Kevin LaSure headshot

ART U Track and Field Head Coach Kevin LaSure. Photo courtesy of ART U Athletics.

Throughout his UNH coaching tenure, several of his athletes reached prominence in the sport, including Shannon Gagine and David Thomas, who won accolades spanning Conference Champion, DII National Championships, Track Athlete of the Year and Academic All-American of the Year. 

Prior to being appointed president, LaSure held the vice president position to the outgoing president, Ryan Dall of Texas A&M-Kingsville, from 2015 to 2017. He was first nominated into the USTFCCCA as the Northeast-10 Conference representative in 2011, and has since served in various other roles and committees including Hall of Fame, Law & Legislation and Executive committees.

In LaSure’s eyes, however, he will always be a coach first. Part of mentoring successful athletes, he said, is getting to understand them on an athletic, academic and personal level. With more than a decade of coaching experience, LaSure knows that trust is a huge factor.

In LaSure’s eyes, however, he will always be a coach first. Part of mentoring successful athletes, he said, is getting to understand them on an athletic, academic and personal level. With more than a decade of coaching experience, LaSure knows that trust is a huge factor. 

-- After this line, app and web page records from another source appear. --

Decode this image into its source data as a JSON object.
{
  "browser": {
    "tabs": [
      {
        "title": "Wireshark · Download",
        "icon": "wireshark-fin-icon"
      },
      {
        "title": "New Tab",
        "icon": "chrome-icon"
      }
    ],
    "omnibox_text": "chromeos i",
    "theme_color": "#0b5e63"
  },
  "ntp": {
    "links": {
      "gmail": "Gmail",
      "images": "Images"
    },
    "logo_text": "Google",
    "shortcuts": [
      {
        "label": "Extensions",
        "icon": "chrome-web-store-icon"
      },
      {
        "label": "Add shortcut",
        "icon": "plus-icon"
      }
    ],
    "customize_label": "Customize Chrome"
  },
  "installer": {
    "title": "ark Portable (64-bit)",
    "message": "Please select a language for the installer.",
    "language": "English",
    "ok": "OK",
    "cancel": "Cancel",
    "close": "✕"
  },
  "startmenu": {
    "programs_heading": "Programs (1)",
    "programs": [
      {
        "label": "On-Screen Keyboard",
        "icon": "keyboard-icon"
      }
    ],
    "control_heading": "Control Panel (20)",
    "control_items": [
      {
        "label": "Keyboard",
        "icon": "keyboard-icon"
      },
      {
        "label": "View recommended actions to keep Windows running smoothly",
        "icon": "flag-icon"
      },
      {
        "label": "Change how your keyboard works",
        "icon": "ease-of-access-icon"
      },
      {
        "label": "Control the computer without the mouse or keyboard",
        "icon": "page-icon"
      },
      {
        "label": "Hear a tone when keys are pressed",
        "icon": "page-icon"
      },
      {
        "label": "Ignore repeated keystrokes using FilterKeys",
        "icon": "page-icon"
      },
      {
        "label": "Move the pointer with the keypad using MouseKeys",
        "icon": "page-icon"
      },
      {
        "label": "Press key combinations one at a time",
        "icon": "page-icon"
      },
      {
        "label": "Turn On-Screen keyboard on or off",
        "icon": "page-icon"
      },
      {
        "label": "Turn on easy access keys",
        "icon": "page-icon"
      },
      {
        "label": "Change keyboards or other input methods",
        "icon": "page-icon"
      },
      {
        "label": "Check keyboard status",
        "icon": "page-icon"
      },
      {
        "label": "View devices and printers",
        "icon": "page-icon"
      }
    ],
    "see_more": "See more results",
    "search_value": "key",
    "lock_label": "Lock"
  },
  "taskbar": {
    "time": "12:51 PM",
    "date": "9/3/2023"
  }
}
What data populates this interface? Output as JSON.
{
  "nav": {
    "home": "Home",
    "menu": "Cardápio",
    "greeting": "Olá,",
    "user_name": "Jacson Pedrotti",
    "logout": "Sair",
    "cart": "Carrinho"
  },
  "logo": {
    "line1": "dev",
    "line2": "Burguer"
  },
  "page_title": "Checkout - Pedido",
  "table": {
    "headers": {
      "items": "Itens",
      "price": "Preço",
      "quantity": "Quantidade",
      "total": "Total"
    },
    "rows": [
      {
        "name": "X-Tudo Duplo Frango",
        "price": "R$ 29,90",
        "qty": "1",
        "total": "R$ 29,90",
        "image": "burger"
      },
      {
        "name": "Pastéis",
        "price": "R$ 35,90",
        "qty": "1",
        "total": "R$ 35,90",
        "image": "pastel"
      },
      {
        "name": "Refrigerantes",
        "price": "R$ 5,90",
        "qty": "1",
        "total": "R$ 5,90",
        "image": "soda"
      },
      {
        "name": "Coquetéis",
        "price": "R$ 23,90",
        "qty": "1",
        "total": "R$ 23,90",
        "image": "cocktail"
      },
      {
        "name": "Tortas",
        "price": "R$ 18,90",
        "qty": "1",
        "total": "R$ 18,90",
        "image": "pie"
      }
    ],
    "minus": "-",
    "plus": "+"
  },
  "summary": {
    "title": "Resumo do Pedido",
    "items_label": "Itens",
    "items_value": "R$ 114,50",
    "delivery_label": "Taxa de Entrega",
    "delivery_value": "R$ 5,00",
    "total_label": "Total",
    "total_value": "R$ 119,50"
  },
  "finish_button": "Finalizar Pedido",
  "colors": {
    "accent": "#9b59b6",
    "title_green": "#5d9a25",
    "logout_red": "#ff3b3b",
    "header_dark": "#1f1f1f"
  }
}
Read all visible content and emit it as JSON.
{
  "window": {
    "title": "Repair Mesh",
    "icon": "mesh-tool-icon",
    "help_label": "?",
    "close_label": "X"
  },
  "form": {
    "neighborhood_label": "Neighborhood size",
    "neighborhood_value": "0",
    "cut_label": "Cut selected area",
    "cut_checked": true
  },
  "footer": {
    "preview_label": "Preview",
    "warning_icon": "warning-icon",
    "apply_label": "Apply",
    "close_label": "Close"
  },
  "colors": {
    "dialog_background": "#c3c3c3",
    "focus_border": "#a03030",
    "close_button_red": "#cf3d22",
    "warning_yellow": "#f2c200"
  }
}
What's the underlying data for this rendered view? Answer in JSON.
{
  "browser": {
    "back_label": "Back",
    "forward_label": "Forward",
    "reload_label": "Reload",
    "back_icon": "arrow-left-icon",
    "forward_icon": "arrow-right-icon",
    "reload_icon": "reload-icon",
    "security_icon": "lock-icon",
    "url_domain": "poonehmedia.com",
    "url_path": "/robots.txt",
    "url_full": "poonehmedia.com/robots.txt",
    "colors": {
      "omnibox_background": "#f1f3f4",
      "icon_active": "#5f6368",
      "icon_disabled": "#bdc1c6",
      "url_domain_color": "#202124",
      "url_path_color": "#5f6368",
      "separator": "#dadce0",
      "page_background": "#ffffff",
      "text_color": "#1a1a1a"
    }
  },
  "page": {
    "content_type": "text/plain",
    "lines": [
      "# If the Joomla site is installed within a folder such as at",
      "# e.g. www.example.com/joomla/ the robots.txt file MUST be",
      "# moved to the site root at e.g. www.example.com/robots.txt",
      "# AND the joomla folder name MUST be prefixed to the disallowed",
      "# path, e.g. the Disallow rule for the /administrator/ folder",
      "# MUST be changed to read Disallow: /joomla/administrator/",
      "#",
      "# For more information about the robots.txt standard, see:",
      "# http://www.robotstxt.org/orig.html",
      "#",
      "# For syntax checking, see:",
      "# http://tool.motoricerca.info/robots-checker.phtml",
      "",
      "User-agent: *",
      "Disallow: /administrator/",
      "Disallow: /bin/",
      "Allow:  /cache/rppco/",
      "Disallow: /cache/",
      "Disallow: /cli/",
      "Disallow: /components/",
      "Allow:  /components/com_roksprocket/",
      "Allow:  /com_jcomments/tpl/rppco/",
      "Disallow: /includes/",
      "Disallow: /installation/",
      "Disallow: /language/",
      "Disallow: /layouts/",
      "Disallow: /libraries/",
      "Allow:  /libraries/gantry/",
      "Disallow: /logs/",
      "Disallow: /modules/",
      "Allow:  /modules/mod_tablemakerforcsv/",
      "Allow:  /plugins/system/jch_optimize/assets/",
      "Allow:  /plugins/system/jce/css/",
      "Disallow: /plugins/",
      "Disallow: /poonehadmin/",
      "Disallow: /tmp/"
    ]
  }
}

“Most student-athletes don’t care about what you know until they know how much you care,” he revealed. “I’m lucky to have coached a lot of athletes that have bought in to what I’m teaching them and believe in what I’m teaching them and go out and try their best to execute it.”

In LaSure’s eyes, however, he will always be a coach first. Part of mentoring successful athletes, he said, is getting to understand them on an athletic, academic and personal level. With more than a decade of coaching experience, LaSure knows that trust is a huge factor. 

“Most student-athletes don’t care about what you know until they know how much you care,” he revealed. “I’m lucky to have coached a lot of athletes that have bought in to what I’m teaching them and believe in what I’m teaching them and go out and try their best to execute it.”

In LaSure’s eyes, however, he will always be a coach first. Part of mentoring successful athletes, he said, is getting to understand them on an athletic, academic and personal level. With more than a decade of coaching experience, LaSure knows that trust is a huge factor. 

“Most student-athletes don’t care about what you know until they know how much you care,” he revealed. “I’m lucky to have coached a lot of athletes that have bought in to what I’m teaching them and believe in what I’m teaching them and go out and try their best to execute it.”

“Most student-athletes don’t care about what you know until they know how much you care,” he revealed. “I’m lucky to have coached a lot of athletes that have bought in to what I’m teaching them and believe in what I’m teaching them and go out and try their best to execute it.”

According to LaSure, the ART U program has a unique appeal to student-athletes due to the nature of being associated with an art school. When it comes to pursuing passions, LaSure said, “Most of the time, you can’t do both.” 

“That’s one of the advantages that we have when it comes to art. We cater to the typical artist-athlete,” he mentioned. 

In that same vein, because of the Academy’s broad majors and disciplines, LaSure admires the way the school can “open the eyes of the student-athletes who hear the term ‘art school’ and only think of painting and drawing.” He references the vastness of the academic programs available—“multimedia, architecture, product design, things they didn’t realize that would be in an art school”—that attracts potential recruits. 

“We have an opportunity to enlighten them,” he said. “It definitely broadens our pool to student-athletes that previously may not have been on our radar because they might not have thought art school was an option for them.”  

No matter what role he plays—coach, recruiter, USTFCCCA president—LaSure’s philosophy remains the same, one he hopes to pass on to his artist-athletes: “You learn to adapt and you accept every situation and you make the best of every situation. You find out the best way to attack every obstacle and opportunity presented to you.”